PROBLEM REQUIREMENTS:
If a line of the data contains the word "Seçenekleri", it is counted; report how many such lines there are and nothing else.

[[ DATA FOR REVIEW open ]]

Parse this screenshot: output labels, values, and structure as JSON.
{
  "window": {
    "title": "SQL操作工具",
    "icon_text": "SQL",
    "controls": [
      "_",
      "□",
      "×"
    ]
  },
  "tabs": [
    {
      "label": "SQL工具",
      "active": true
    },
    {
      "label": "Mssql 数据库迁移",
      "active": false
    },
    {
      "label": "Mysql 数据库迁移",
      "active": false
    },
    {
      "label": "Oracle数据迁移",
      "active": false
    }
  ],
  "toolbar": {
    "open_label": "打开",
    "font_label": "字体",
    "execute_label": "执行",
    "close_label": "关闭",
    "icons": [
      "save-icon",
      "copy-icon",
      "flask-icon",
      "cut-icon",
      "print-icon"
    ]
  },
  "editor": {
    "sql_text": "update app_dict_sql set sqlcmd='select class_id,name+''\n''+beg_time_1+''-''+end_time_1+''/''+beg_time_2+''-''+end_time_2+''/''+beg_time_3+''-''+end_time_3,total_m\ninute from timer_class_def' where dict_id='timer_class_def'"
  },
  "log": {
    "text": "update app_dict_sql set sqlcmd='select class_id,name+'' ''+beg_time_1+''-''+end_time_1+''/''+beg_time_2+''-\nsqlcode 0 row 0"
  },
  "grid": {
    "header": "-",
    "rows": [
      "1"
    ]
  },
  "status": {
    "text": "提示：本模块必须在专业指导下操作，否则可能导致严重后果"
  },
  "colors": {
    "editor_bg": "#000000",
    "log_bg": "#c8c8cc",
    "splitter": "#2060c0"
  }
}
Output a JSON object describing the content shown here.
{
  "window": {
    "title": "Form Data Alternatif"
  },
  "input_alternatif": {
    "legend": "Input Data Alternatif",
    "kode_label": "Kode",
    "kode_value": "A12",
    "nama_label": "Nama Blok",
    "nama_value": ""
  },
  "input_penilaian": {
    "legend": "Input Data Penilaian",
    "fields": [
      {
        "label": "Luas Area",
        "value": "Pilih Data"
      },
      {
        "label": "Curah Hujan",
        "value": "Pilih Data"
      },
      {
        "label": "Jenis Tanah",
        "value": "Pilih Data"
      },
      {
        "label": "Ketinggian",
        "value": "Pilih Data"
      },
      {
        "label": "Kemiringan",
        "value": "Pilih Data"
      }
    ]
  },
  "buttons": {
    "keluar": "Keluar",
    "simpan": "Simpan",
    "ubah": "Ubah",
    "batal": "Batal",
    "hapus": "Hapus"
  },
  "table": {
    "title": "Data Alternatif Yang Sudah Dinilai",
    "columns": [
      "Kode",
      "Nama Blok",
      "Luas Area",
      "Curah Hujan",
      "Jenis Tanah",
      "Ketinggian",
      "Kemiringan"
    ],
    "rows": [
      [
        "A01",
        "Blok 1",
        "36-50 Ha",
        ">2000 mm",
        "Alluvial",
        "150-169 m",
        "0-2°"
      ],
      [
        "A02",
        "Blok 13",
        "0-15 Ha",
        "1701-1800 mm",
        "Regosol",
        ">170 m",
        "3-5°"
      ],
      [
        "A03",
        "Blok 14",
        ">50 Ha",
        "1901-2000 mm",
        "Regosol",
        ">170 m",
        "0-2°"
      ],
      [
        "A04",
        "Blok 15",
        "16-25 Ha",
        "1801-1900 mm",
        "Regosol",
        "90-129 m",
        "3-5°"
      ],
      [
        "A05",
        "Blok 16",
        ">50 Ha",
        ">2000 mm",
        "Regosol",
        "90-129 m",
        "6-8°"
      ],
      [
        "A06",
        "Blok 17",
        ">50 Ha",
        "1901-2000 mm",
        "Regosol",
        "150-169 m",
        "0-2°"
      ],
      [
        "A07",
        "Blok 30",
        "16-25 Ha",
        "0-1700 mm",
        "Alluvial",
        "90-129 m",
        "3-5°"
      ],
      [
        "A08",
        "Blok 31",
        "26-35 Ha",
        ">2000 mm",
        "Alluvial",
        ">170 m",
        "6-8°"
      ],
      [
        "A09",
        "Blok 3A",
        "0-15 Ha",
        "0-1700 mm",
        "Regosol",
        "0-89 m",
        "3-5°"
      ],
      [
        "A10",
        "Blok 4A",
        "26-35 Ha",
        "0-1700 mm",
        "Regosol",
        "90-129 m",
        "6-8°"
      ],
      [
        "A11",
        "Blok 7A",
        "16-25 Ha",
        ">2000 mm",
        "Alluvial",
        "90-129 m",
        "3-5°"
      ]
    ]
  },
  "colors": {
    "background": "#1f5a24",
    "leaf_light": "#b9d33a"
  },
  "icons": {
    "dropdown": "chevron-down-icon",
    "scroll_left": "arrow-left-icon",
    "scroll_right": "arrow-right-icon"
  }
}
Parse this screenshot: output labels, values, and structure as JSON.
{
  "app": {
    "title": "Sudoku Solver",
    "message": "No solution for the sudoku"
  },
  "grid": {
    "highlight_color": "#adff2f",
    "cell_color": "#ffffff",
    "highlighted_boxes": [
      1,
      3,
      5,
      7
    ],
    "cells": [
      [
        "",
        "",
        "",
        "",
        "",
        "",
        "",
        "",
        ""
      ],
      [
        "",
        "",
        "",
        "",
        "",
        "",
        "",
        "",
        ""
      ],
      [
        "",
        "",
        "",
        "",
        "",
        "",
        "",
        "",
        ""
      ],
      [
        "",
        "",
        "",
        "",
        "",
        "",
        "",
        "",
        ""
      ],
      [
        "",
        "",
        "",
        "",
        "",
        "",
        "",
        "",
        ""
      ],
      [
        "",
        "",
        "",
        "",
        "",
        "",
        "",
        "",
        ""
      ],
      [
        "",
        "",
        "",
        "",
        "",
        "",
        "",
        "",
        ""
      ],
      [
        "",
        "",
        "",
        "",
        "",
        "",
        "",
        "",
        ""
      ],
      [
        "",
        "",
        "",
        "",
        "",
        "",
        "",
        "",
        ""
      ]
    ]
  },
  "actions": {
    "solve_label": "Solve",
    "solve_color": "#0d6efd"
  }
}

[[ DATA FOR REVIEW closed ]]
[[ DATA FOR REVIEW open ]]

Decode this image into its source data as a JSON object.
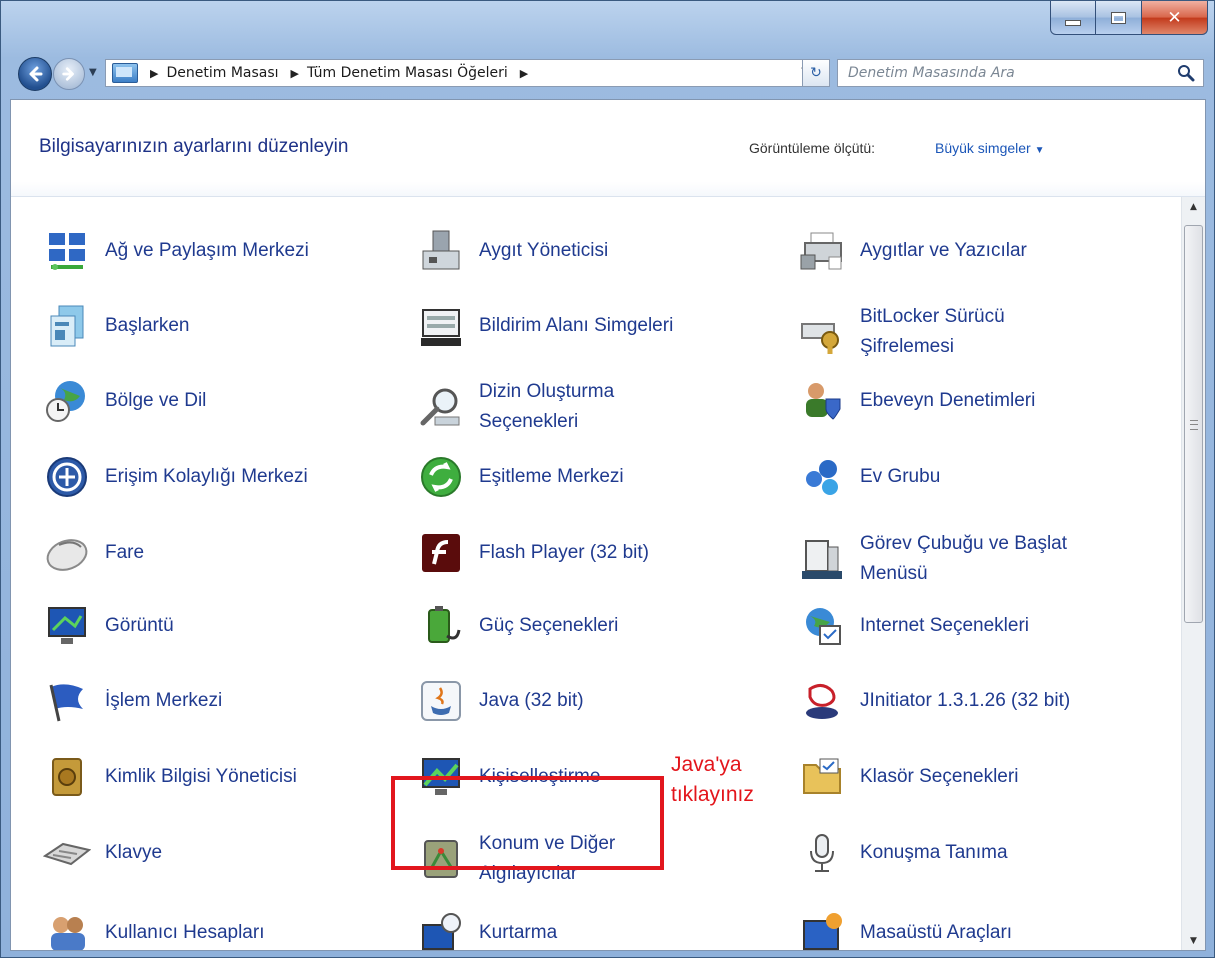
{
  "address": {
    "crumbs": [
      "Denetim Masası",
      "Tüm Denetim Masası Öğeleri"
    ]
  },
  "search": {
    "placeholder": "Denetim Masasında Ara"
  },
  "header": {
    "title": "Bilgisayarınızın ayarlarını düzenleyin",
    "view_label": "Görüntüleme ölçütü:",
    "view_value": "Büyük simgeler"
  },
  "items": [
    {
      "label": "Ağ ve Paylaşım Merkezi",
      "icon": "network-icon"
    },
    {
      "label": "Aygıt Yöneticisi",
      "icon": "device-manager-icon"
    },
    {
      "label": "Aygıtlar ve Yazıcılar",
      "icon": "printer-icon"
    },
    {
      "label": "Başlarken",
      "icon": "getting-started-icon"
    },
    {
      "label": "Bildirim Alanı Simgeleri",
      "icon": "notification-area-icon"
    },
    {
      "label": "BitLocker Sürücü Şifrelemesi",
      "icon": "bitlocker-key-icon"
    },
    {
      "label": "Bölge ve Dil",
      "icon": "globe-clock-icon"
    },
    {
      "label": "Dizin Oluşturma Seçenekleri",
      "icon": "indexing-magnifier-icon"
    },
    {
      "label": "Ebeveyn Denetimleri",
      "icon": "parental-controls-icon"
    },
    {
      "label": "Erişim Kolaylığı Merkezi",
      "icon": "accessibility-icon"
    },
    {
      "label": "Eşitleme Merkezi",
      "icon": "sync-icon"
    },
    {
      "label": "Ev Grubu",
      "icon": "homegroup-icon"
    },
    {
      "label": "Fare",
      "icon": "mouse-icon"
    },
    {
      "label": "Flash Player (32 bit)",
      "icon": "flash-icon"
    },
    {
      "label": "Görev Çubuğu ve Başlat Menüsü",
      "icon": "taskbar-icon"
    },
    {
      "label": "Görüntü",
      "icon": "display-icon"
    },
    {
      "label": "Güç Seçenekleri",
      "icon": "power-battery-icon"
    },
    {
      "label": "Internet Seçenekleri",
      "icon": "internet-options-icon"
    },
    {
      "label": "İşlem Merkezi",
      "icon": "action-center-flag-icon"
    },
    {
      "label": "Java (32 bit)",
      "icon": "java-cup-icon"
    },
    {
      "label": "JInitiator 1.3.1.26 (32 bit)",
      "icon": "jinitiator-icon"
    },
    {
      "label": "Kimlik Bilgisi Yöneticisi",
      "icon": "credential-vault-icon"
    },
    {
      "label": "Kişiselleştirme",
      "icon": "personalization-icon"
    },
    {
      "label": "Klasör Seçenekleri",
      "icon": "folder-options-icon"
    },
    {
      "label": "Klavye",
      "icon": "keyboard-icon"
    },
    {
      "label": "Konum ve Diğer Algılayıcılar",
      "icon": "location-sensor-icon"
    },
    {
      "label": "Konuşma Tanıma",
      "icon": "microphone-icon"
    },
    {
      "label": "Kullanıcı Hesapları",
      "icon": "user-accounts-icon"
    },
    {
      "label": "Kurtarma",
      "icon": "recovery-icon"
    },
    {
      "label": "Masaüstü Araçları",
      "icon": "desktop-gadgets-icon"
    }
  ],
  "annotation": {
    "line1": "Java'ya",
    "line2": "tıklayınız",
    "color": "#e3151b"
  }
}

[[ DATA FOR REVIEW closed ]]

EXERCISE ANSWER:
4